Records from a dataset
====================
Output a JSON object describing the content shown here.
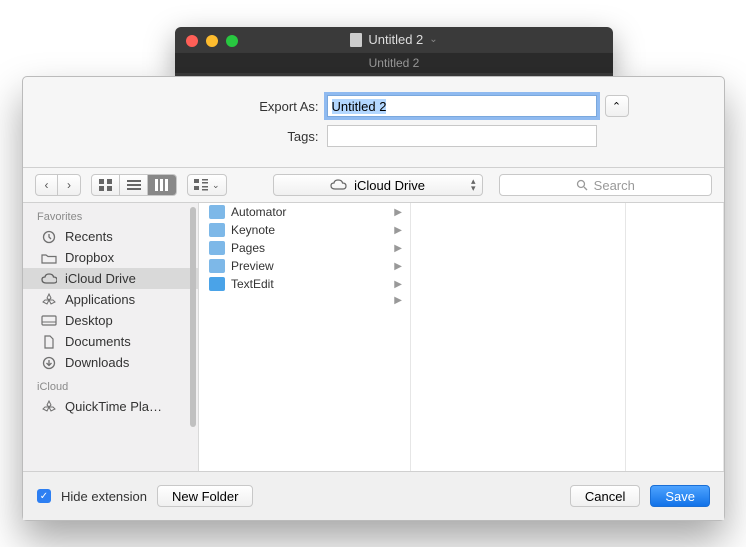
{
  "parent_window": {
    "title": "Untitled 2",
    "subtitle": "Untitled 2"
  },
  "form": {
    "export_as_label": "Export As:",
    "export_as_value": "Untitled 2",
    "tags_label": "Tags:",
    "tags_value": ""
  },
  "toolbar": {
    "location_label": "iCloud Drive",
    "search_placeholder": "Search"
  },
  "sidebar": {
    "sections": [
      {
        "header": "Favorites",
        "items": [
          {
            "icon": "clock-icon",
            "label": "Recents",
            "selected": false
          },
          {
            "icon": "folder-icon",
            "label": "Dropbox",
            "selected": false
          },
          {
            "icon": "cloud-icon",
            "label": "iCloud Drive",
            "selected": true
          },
          {
            "icon": "app-icon",
            "label": "Applications",
            "selected": false
          },
          {
            "icon": "desktop-icon",
            "label": "Desktop",
            "selected": false
          },
          {
            "icon": "document-icon",
            "label": "Documents",
            "selected": false
          },
          {
            "icon": "download-icon",
            "label": "Downloads",
            "selected": false
          }
        ]
      },
      {
        "header": "iCloud",
        "items": [
          {
            "icon": "app-icon",
            "label": "QuickTime Pla…",
            "selected": false
          }
        ]
      }
    ]
  },
  "column1": {
    "items": [
      {
        "label": "Automator",
        "has_children": true
      },
      {
        "label": "Keynote",
        "has_children": true
      },
      {
        "label": "Pages",
        "has_children": true
      },
      {
        "label": "Preview",
        "has_children": true
      },
      {
        "label": "TextEdit",
        "has_children": true
      }
    ]
  },
  "bottom": {
    "hide_extension_checked": true,
    "hide_extension_label": "Hide extension",
    "new_folder_label": "New Folder",
    "cancel_label": "Cancel",
    "save_label": "Save"
  }
}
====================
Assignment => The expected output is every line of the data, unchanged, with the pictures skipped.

Answer to the problem =>
Output a JSON object describing the content shown here.
{
  "parent_window": {
    "title": "Untitled 2",
    "subtitle": "Untitled 2"
  },
  "form": {
    "export_as_label": "Export As:",
    "export_as_value": "Untitled 2",
    "tags_label": "Tags:",
    "tags_value": ""
  },
  "toolbar": {
    "location_label": "iCloud Drive",
    "search_placeholder": "Search"
  },
  "sidebar": {
    "sections": [
      {
        "header": "Favorites",
        "items": [
          {
            "icon": "clock-icon",
            "label": "Recents",
            "selected": false
          },
          {
            "icon": "folder-icon",
            "label": "Dropbox",
            "selected": false
          },
          {
            "icon": "cloud-icon",
            "label": "iCloud Drive",
            "selected": true
          },
          {
            "icon": "app-icon",
            "label": "Applications",
            "selected": false
          },
          {
            "icon": "desktop-icon",
            "label": "Desktop",
            "selected": false
          },
          {
            "icon": "document-icon",
            "label": "Documents",
            "selected": false
          },
          {
            "icon": "download-icon",
            "label": "Downloads",
            "selected": false
          }
        ]
      },
      {
        "header": "iCloud",
        "items": [
          {
            "icon": "app-icon",
            "label": "QuickTime Pla…",
            "selected": false
          }
        ]
      }
    ]
  },
  "column1": {
    "items": [
      {
        "label": "Automator",
        "has_children": true
      },
      {
        "label": "Keynote",
        "has_children": true
      },
      {
        "label": "Pages",
        "has_children": true
      },
      {
        "label": "Preview",
        "has_children": true
      },
      {
        "label": "TextEdit",
        "has_children": true
      }
    ]
  },
  "bottom": {
    "hide_extension_checked": true,
    "hide_extension_label": "Hide extension",
    "new_folder_label": "New Folder",
    "cancel_label": "Cancel",
    "save_label": "Save"
  }
}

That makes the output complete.